But Carter may have some of his own problems.
He is relatively inexperienced, joining the General Assembly in mid-2010. Deal won his first state election — to the Georgia Senate — the year Carter’s grandfather lost his bid to win a second term in the White House.
Republicans have accused Carter of taking a walk on at least one controversial vote, and he likely dampened the enthusiasm of some Democrats by backing the so-called “guns everywhere” bill that expanded where permitted gun owners could take their weapons. Georgians responding to a recent AJC poll voiced opposition to the bill, which Deal signed into law last month during a North Georgia ceremony.

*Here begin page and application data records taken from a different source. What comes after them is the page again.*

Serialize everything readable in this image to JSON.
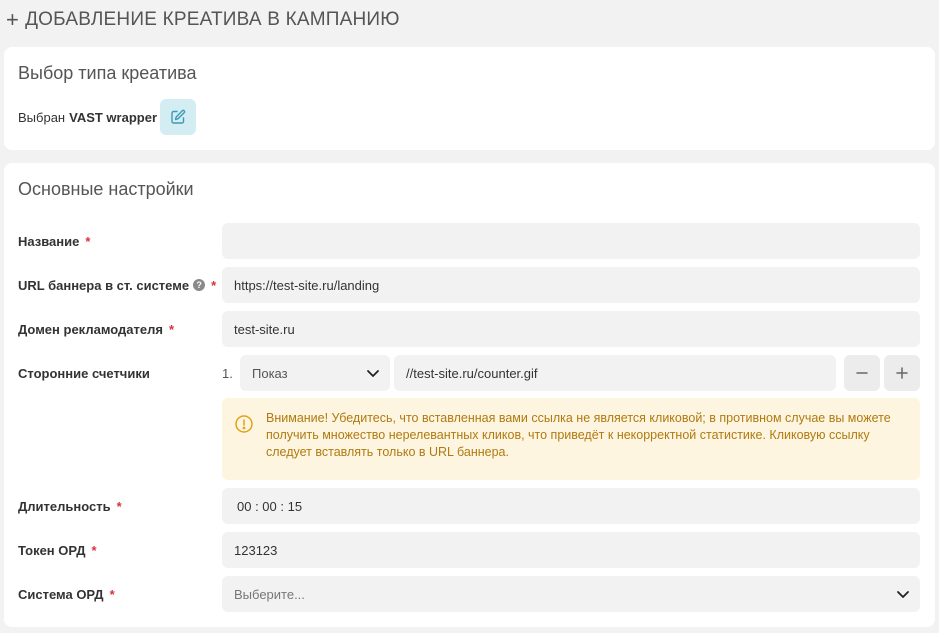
{
  "header": {
    "plus": "+",
    "title": "ДОБАВЛЕНИЕ КРЕАТИВА В КАМПАНИЮ"
  },
  "type_section": {
    "title": "Выбор типа креатива",
    "selected_prefix": "Выбран",
    "selected_value": "VAST wrapper"
  },
  "main_section": {
    "title": "Основные настройки",
    "required_mark": "*",
    "help_mark": "?",
    "fields": {
      "name": {
        "label": "Название",
        "value": ""
      },
      "banner_url": {
        "label": "URL баннера в ст. системе",
        "value": "https://test-site.ru/landing"
      },
      "advertiser_domain": {
        "label": "Домен рекламодателя",
        "value": "test-site.ru"
      },
      "counters": {
        "label": "Сторонние счетчики",
        "items": [
          {
            "num": "1.",
            "type": "Показ",
            "url": "//test-site.ru/counter.gif"
          }
        ]
      },
      "warning": "Внимание! Убедитесь, что вставленная вами ссылка не является кликовой; в противном случае вы можете получить множество нерелевантных кликов, что приведёт к некорректной статистике. Кликовую ссылку следует вставлять только в URL баннера.",
      "duration": {
        "label": "Длительность",
        "value": "00 : 00 : 15"
      },
      "ord_token": {
        "label": "Токен ОРД",
        "value": "123123"
      },
      "ord_system": {
        "label": "Система ОРД",
        "placeholder": "Выберите..."
      }
    }
  },
  "colors": {
    "background": "#f2f2f2",
    "card": "#ffffff",
    "required": "#d9323c",
    "edit_button_bg": "#d4edf3",
    "edit_icon": "#3a9bb5",
    "warning_bg": "#fdf5e0",
    "warning_text": "#b07a10"
  }
}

He criticizes spending cuts to education, but he voted against the fiscal 2015 budget, which was packed with the extra money for k-12 schools that Deal proposed. Carter said the budget didn’t reflect what should be the state’s priorities and that more should go toward education.
Then there is the grandfather issue. Jimmy Carter remains a polarizing figure — many either love him or lambaste his tenure as president.
The Carter name has certainly not hurt fundraising. The day before Tuesday’s primary, Carter’s campaign reported donations from Hollywood luminaries, including Jeffrey Katzenberg, co-founder of DreamWorks SKG studios, and actress Kate Capshaw.
Fleshing out plans
Still, Deal has the advantage of incumbency, which means he can make changes without legislative approval and bolster his position in ways Carter can only daydream about.
For instance, a little more than a month ago, Deal’s administration announced teachers and retirees would get more choices in their health insurance program next year.
He blunted one of Carter’s chief criticisms — that he gutted the HOPE scholarship for technical college students — by adding money to create a scholarship program for top technical college students. With Carter and others complaining that rural health care had reached a crisis state, Deal announced changes to give rural hospitals and clinics more flexibility.
The governor will add meat to the bones of his second-term platform in the coming months. He expects to roll out recommendations to begin the privatization of the troubled child welfare system later this year, and he vows to turn the state’s schools into a “national model.” Specifics, though, remain murky.
Carter, too, has laid out few details about his policy platform beyond a desire to beef up the state’s watchdog agency and set up a separate education budget that would prevent tinkering from lawmakers and the governor.
As their plans take shape, the attacks are sharpening.
The governor has hewed to the national Republican playbook by saying Carter would inevitably raise taxes and dramatically increase spending. He’s also accused Carter of trading on the name of his “very famous grandfather” and tried to tie the Democrat to President Barack Obama’s policies.
“I know one thing: As the governor of the state, you are somewhat obligated to support your party when that party is in control of the White House. I don’t think you can avoid that,” Deal said in an interview with the AJC. That, he said, “will not necessarily sit well” with many voters.
Carter takes aim at Deal’s record by questioning the governor’s transparency and scoffing at his upbeat campaign advertisements. Carter says Georgia’s economy and education system have lost ground since Deal took office, and that four more years of GOP policies would be disastrous for the middle class.
“I know we can do a better job than the destruction that has taken place in our schools the last few years,” Carter said. “We’ve seen a tight race because people are dissatisfied with the status quo. People feel like their schools are underfunded, that the economy isn’t working for the middle class. And we’ve seen that response.”